(Data in this exercise Opens)

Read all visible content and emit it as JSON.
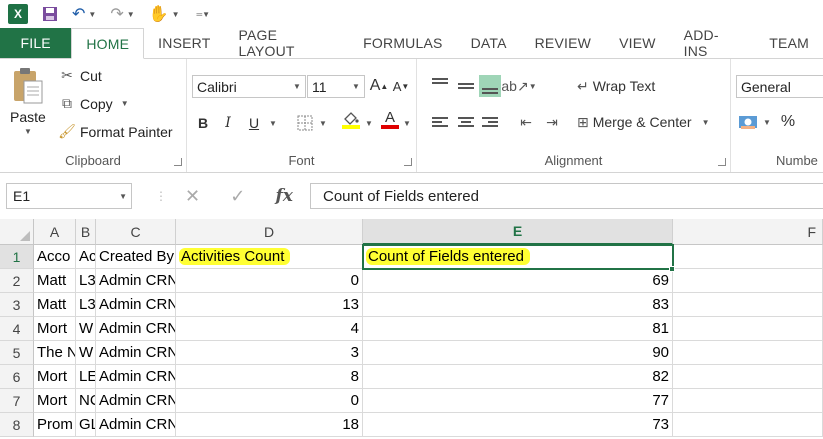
{
  "app": {
    "logo_text": "X",
    "accent": "#217346"
  },
  "tabs": [
    "FILE",
    "HOME",
    "INSERT",
    "PAGE LAYOUT",
    "FORMULAS",
    "DATA",
    "REVIEW",
    "VIEW",
    "ADD-INS",
    "TEAM"
  ],
  "ribbon": {
    "clipboard": {
      "paste": "Paste",
      "cut": "Cut",
      "copy": "Copy",
      "format_painter": "Format Painter",
      "label": "Clipboard"
    },
    "font": {
      "name": "Calibri",
      "size": "11",
      "bold": "B",
      "italic": "I",
      "underline": "U",
      "grow": "A",
      "shrink": "A",
      "font_color": "A",
      "label": "Font"
    },
    "alignment": {
      "wrap_text": "Wrap Text",
      "merge_center": "Merge & Center",
      "label": "Alignment"
    },
    "number": {
      "format": "General",
      "percent": "%",
      "label": "Numbe"
    }
  },
  "formula_bar": {
    "name_box": "E1",
    "fx": "fx",
    "value": "Count of Fields entered"
  },
  "grid": {
    "columns": [
      "A",
      "B",
      "C",
      "D",
      "E",
      "F"
    ],
    "rows": [
      {
        "num": "1",
        "a": "Acco",
        "b": "Ac",
        "c": "Created By",
        "d": "Activities Count",
        "e": "Count of Fields entered"
      },
      {
        "num": "2",
        "a": "Matt",
        "b": "L3",
        "c": "Admin CRN",
        "d": "0",
        "e": "69"
      },
      {
        "num": "3",
        "a": "Matt",
        "b": "L3",
        "c": "Admin CRN",
        "d": "13",
        "e": "83"
      },
      {
        "num": "4",
        "a": "Mort",
        "b": "W",
        "c": "Admin CRN",
        "d": "4",
        "e": "81"
      },
      {
        "num": "5",
        "a": "The N",
        "b": "W",
        "c": "Admin CRN",
        "d": "3",
        "e": "90"
      },
      {
        "num": "6",
        "a": "Mort",
        "b": "LE",
        "c": "Admin CRN",
        "d": "8",
        "e": "82"
      },
      {
        "num": "7",
        "a": "Mort",
        "b": "NC",
        "c": "Admin CRN",
        "d": "0",
        "e": "77"
      },
      {
        "num": "8",
        "a": "Prom",
        "b": "GL",
        "c": "Admin CRN",
        "d": "18",
        "e": "73"
      }
    ]
  }
}
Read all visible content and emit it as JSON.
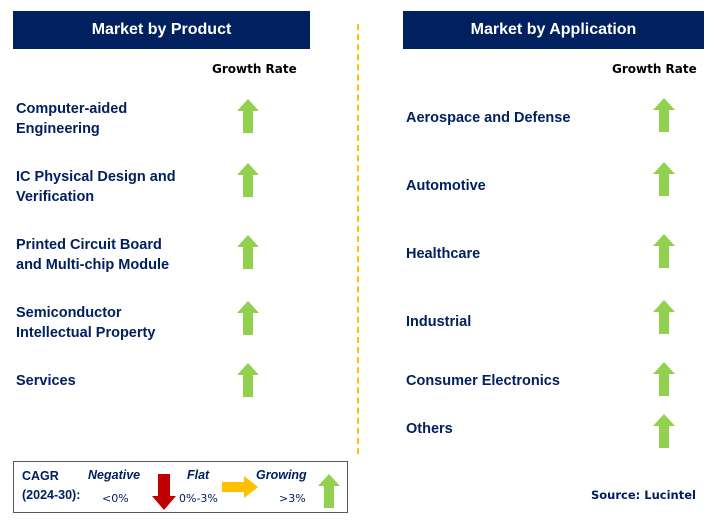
{
  "left_panel": {
    "title": "Market by Product",
    "growth_label": "Growth Rate",
    "items": [
      {
        "label_line1": "Computer-aided",
        "label_line2": "Engineering",
        "trend": "growing"
      },
      {
        "label_line1": "IC Physical Design and",
        "label_line2": "Verification",
        "trend": "growing"
      },
      {
        "label_line1": "Printed Circuit Board",
        "label_line2": "and Multi-chip Module",
        "trend": "growing"
      },
      {
        "label_line1": "Semiconductor",
        "label_line2": "Intellectual Property",
        "trend": "growing"
      },
      {
        "label_line1": "Services",
        "label_line2": "",
        "trend": "growing"
      }
    ]
  },
  "right_panel": {
    "title": "Market by Application",
    "growth_label": "Growth Rate",
    "items": [
      {
        "label": "Aerospace and Defense",
        "trend": "growing"
      },
      {
        "label": "Automotive",
        "trend": "growing"
      },
      {
        "label": "Healthcare",
        "trend": "growing"
      },
      {
        "label": "Industrial",
        "trend": "growing"
      },
      {
        "label": "Consumer Electronics",
        "trend": "growing"
      },
      {
        "label": "Others",
        "trend": "growing"
      }
    ]
  },
  "legend": {
    "cagr_line1": "CAGR",
    "cagr_line2": "(2024-30):",
    "negative_label": "Negative",
    "negative_range": "<0%",
    "flat_label": "Flat",
    "flat_range": "0%-3%",
    "growing_label": "Growing",
    "growing_range": ">3%"
  },
  "source": "Source: Lucintel",
  "colors": {
    "header_bg": "#002060",
    "text": "#002060",
    "growing": "#92d050",
    "flat": "#ffc000",
    "negative": "#c00000",
    "divider": "#ffc000"
  }
}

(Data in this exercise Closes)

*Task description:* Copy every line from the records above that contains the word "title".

*Response box:*
    "title": "Market by Product",
    "title": "Market by Application",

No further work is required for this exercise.